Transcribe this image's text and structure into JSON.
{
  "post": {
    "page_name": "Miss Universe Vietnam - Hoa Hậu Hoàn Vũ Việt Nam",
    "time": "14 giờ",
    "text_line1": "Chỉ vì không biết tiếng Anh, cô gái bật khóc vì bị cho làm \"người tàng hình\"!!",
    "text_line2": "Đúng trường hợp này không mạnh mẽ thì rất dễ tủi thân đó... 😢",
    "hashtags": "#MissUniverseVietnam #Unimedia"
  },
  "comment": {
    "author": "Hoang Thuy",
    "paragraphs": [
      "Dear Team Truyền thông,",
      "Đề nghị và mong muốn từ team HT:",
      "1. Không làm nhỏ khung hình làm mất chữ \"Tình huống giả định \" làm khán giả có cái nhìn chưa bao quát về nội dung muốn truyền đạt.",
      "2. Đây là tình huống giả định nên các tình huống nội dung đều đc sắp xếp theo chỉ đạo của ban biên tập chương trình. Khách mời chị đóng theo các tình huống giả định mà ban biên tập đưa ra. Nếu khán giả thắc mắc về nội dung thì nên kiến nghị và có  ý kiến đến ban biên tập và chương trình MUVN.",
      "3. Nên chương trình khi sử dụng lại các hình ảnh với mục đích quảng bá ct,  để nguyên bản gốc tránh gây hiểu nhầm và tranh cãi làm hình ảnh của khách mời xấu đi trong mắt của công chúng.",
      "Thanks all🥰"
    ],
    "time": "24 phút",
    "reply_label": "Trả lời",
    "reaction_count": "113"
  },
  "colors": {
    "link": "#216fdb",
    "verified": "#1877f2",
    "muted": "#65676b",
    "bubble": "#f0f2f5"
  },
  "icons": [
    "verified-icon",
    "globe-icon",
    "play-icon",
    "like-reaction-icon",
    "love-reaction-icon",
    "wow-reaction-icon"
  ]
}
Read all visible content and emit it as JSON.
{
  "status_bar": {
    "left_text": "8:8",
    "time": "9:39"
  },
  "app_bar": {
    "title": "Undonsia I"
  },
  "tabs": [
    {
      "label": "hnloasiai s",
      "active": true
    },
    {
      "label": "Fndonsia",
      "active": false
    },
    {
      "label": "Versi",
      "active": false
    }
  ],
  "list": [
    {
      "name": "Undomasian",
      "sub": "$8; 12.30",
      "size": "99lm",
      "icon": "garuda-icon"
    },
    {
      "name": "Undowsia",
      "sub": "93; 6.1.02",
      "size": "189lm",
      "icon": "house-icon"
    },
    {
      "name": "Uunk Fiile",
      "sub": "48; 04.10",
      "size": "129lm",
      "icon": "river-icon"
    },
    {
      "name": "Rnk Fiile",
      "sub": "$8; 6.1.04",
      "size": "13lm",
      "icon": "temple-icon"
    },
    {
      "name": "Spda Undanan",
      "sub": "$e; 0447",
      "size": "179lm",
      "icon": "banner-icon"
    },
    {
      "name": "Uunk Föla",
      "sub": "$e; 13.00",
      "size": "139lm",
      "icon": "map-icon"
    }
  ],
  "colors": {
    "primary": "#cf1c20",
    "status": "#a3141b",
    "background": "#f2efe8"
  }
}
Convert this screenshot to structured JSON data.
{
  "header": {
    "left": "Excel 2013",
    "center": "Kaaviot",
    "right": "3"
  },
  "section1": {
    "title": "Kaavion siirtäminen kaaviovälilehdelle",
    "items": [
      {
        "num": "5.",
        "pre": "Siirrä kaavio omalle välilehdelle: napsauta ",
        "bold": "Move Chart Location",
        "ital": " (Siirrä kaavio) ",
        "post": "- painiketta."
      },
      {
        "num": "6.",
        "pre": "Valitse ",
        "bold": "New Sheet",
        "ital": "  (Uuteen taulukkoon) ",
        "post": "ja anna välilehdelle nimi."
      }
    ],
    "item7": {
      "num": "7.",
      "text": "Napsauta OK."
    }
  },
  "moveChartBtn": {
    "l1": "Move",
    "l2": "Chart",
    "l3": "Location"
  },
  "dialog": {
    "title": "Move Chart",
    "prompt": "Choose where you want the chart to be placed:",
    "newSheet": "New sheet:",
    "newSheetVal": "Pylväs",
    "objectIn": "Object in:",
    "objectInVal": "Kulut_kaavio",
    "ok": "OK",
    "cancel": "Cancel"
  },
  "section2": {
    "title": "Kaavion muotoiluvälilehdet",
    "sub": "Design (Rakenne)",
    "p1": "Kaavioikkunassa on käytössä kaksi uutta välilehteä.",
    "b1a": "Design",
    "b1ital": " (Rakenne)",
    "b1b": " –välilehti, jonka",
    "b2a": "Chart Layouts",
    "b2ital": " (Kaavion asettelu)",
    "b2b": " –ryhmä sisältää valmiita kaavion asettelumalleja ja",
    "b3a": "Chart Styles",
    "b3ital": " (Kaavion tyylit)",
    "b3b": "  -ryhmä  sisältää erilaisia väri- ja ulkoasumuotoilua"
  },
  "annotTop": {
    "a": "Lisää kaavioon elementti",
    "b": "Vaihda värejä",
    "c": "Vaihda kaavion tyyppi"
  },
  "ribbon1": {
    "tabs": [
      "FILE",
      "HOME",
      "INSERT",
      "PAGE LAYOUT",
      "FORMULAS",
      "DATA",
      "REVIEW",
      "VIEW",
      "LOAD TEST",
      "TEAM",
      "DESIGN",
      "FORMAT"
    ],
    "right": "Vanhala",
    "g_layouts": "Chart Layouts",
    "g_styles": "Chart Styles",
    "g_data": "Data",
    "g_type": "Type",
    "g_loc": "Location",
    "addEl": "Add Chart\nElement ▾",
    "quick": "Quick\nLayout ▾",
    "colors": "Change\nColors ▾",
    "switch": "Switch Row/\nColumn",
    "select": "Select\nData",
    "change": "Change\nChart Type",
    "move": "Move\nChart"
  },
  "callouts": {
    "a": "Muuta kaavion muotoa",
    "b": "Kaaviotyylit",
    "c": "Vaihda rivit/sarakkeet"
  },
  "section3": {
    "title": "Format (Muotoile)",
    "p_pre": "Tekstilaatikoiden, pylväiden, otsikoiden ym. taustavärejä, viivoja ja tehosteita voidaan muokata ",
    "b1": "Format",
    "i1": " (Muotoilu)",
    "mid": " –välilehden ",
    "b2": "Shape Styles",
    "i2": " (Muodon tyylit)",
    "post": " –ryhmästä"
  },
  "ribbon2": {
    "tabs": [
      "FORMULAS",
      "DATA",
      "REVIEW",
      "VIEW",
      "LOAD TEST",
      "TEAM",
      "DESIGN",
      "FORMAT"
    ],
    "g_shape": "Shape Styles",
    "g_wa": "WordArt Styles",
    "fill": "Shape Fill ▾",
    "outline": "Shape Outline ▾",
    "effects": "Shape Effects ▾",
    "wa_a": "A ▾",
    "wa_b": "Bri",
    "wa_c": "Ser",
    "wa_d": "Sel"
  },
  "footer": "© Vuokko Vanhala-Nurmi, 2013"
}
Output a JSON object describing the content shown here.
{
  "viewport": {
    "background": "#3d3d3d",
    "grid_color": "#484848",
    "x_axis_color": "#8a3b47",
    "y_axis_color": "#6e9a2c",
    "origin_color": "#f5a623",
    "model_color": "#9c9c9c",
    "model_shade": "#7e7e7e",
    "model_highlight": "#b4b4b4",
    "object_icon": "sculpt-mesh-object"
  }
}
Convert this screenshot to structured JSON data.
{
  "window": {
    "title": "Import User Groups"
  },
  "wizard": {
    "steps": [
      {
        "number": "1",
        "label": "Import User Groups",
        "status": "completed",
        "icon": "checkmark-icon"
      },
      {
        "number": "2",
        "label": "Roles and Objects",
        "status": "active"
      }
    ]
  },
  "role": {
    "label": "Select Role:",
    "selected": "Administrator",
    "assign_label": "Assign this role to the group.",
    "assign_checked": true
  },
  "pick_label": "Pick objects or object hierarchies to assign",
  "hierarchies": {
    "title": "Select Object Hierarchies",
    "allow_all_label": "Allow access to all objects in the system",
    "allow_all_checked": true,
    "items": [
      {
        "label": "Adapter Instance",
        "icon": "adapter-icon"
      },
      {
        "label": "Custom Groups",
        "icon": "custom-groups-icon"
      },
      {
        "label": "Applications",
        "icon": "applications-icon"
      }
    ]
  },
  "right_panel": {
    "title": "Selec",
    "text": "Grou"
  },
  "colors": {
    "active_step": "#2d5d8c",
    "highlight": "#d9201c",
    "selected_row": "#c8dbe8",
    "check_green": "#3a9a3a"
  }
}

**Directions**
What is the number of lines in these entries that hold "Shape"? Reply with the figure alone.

**Task answer**
5